A large spider of this type will be a female – she is ¾” to 1 1/8” in body length. An adult spider which is only ¼” to 3/8” long is a male. In our area, the climate should be warm enough for many female spiders to live several years (?). Males evidently die after mating, in their first year. Sometimes after a male dies, his female partner will eat his body.
Both males and females weave thick zigzags into their webs. The zigzags are called stabilimenta (the singular is stabilimentum), which implies they function to help stabilize the web’s structure, but that is only a theory. Another idea is that maybe the zigzag helps birds see the web better so they don’t destroy it by flying through it. Or does it somehow attract prey by its dramatic and noticeable appearance? Or maybe the zigzag draws attention away from the spider itself, serving as camouflage? Isn’t it amazing what biologists don't know yet?
After mating, a female will produce a papery looking web sac with hundreds of eggs in it (sometimes she will produce several of these sacs, attached to her web). Evidently she does not stray far from her own area during her lifetime.
This kind of spider doesn’t see well, but it is very sensitive to air currents and vibrations. It can easily tell when an insect (or even a small lizard) runs into its web and gets caught on the sticky cross strands. The spider often vibrates her web when an insect lands in it. She will wrap up the prey with more spider silk.

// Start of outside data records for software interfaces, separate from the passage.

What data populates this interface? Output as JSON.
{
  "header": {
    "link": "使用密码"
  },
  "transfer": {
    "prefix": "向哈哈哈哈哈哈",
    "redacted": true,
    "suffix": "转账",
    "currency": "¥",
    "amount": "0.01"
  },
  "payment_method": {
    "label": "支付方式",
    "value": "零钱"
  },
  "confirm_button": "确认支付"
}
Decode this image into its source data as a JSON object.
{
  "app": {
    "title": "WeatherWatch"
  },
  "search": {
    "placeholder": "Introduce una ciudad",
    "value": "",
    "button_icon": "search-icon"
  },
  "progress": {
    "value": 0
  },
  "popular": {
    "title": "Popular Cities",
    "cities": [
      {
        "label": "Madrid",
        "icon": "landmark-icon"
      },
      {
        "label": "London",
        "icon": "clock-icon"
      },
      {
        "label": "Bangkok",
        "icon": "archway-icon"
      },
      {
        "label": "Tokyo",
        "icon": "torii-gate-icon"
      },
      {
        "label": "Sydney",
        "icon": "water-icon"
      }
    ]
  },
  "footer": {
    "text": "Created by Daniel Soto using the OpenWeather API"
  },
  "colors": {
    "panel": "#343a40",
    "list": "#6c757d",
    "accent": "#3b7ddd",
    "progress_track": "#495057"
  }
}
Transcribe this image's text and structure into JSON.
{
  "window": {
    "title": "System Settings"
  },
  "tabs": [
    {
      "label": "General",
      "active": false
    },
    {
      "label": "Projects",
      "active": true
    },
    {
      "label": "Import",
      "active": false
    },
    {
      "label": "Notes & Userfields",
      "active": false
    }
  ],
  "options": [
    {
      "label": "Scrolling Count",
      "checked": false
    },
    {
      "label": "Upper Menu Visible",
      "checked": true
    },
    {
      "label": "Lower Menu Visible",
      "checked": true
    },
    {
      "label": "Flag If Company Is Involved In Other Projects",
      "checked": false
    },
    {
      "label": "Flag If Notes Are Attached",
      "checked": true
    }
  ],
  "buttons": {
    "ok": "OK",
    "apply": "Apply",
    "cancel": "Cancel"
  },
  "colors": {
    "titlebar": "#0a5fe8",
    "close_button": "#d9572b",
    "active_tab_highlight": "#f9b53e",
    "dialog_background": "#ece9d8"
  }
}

All types of spiders bite their prey, injecting a venom that paralyzes it and starts to break down its body tissues, making the prey easy to digest. But if a person gets bitten by a golden garden spider, it will not cause more harm than a bee sting. If you don’t try to touch the spider or mess with its web, it probably doesn’t know you are there. So leave it alone and let it catch insects.
Who eats these spiders? Lizards, wasps (especially mud daubers), some kinds of birds, and shrews, mostly.
For information about visiting the Phnizy Swamp: http://phinizycenter.org/